What Causes Spinal Deformities?
Doctors sort spinal deformities into different groups according to their causes. Although many issues can cause spinal deformities, the most common include:
- Congenital: Some forms of spinal deformity develop before a child is born. Genetics and mishaps in the womb can cause this.
- Pediatric: Other forms of spinal deformity become more obvious in childhood. Scoliosis, for instance, often emerges between the ages of 10-12. Specifically, growth spurts may cause this jump in rates.
- Postural: Poor posture in key periods of spinal growth can cause the upper back to round forward. To fix this issue, muscle-strengthening and posture lessons may be needed.
- Neuromuscular: Certain disorders, like cerebral palsy, can alter muscle activity. As stiff muscles pull on the spine, the back and neck can lose their natural shape.
- Adult or Degenerative: Wear and tear on the spine can cause the discs in your back to degenerate. Weak vertebrae can fracture and develop a wedge-shape that leads to kyphosis. And, ligaments that support the spine can harden, pulling your back out of alignment.
- Traumatic: Injuries, like sudden blows to the back, can knock vertebrae out of place, altering the curvature of your back.
- Iatrogenic: This fancy word refers to spinal issues, like flatback syndrome, that develop as the result of a failed spinal fusion.
- Idiopathic: When a spinal deformity develops for an unknown reason, the condition is said to be idiopathic.
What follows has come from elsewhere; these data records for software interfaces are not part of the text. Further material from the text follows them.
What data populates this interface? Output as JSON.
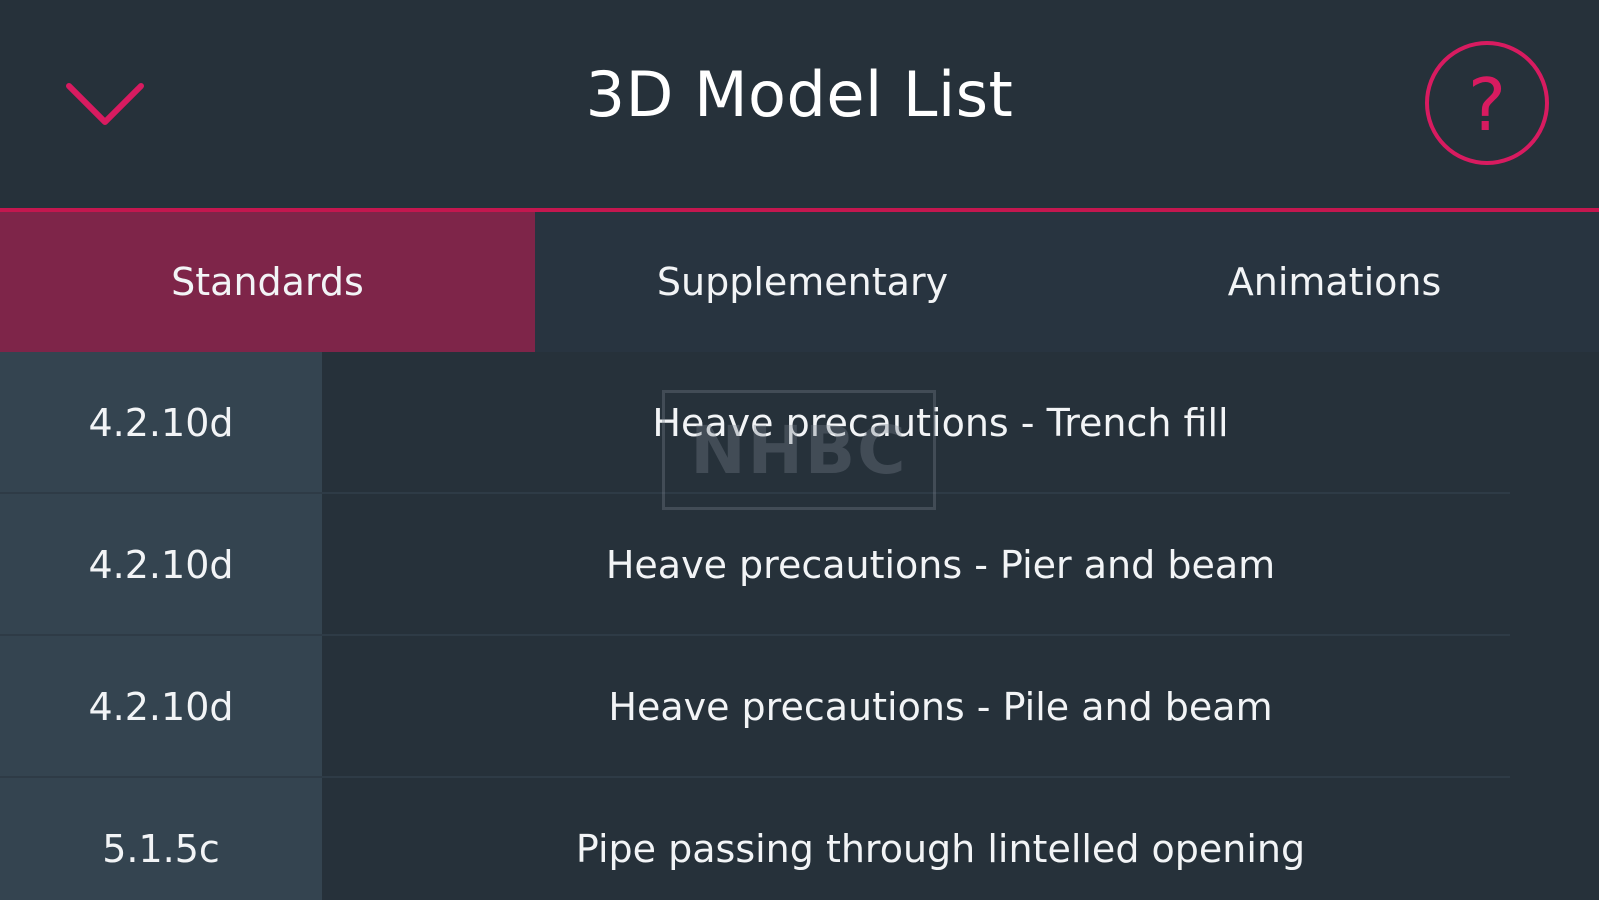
{
  "header": {
    "title": "3D Model List",
    "collapse_icon": "chevron-down-icon",
    "help_icon": "question-mark-icon",
    "help_label": "?"
  },
  "tabs": [
    {
      "label": "Standards",
      "active": true
    },
    {
      "label": "Supplementary",
      "active": false
    },
    {
      "label": "Animations",
      "active": false
    }
  ],
  "rows": [
    {
      "code": "4.2.10d",
      "title": "Heave precautions - Trench fill"
    },
    {
      "code": "4.2.10d",
      "title": "Heave precautions - Pier and beam"
    },
    {
      "code": "4.2.10d",
      "title": "Heave precautions - Pile and beam"
    },
    {
      "code": "5.1.5c",
      "title": "Pipe passing through lintelled opening"
    }
  ],
  "watermark": {
    "text": "NHBC"
  },
  "colors": {
    "background": "#26313a",
    "accent": "#d81b60",
    "active_tab": "#7e2549",
    "code_column": "#344450"
  }
}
The majority of scoliosis cases, for example, are classified as idiopathic scoliosis.
Do you have a spinal deformity? Dr. Jason Lowenstein, MD can help you get the diagnosis and treatment that you need, when you need it. To find out more, contact the Lowenstein team today!
What are the Symptoms of a Spinal Deformity?
Spinal deformities can range in seriousness from mild to moderate or severe. However, pain tends to be the defining trait that all spinal deformities have in common.
If you have an abnormal curvature of the spine, you may also experience:
- Neck, back, or leg pain
- Radiating pain that shoots into the arms, hands, legs, or feet
- Physical signs of spine deformity
- Uneven hips, shoulders, or leg lengths
- A hump in the upper back or bulging out from one side of the rib cage
- A deep inward plunging of the lower back
- Loss of the natural arch of the upper or lower back
- Chin to chest syndrome or forward jutting of the head
- Unsteadiness while walking
- Herniated discs, pinched nerves, or spinal cord compression
- Heart, lung, or bladder complications
If this sounds like you, then you don’t have to live with the symptoms of spinal deformities any longer. A qualified and trusted scoliosis surgeon, like Dr. Lowenstein, can help you get back on track!
How Dr. Lowenstein Can Help
Spinal deformities are a serious matter. They can destroy your self-esteem and prevent you from completing your day-to-day tasks. And, they can cause pain. A lot of it.
Fortunately, many forms of conservative therapy and surgical treatment are effective at managing pain and reversing your condition. If your condition requires treatment, you will begin by exploring non-surgical treatment options. These may include scoliosis bracing or physical therapy.
If your condition does not improve with these methods, then you may need spinal deformity surgery. Operative treatments for spinal deformities achieve correction in three main ways. They straighten and hold the spine in a better position (spinal fusion). They remove bone (osteotomy). Or, they use fusionless systems to encourage your spine to grow in a more ideal way.
Dr. Jason Lowenstein specializes in each of these revolutionary spine treatments–and more! To find out how the Lowenstein team can change your life, contact Dr. Lowenstein today!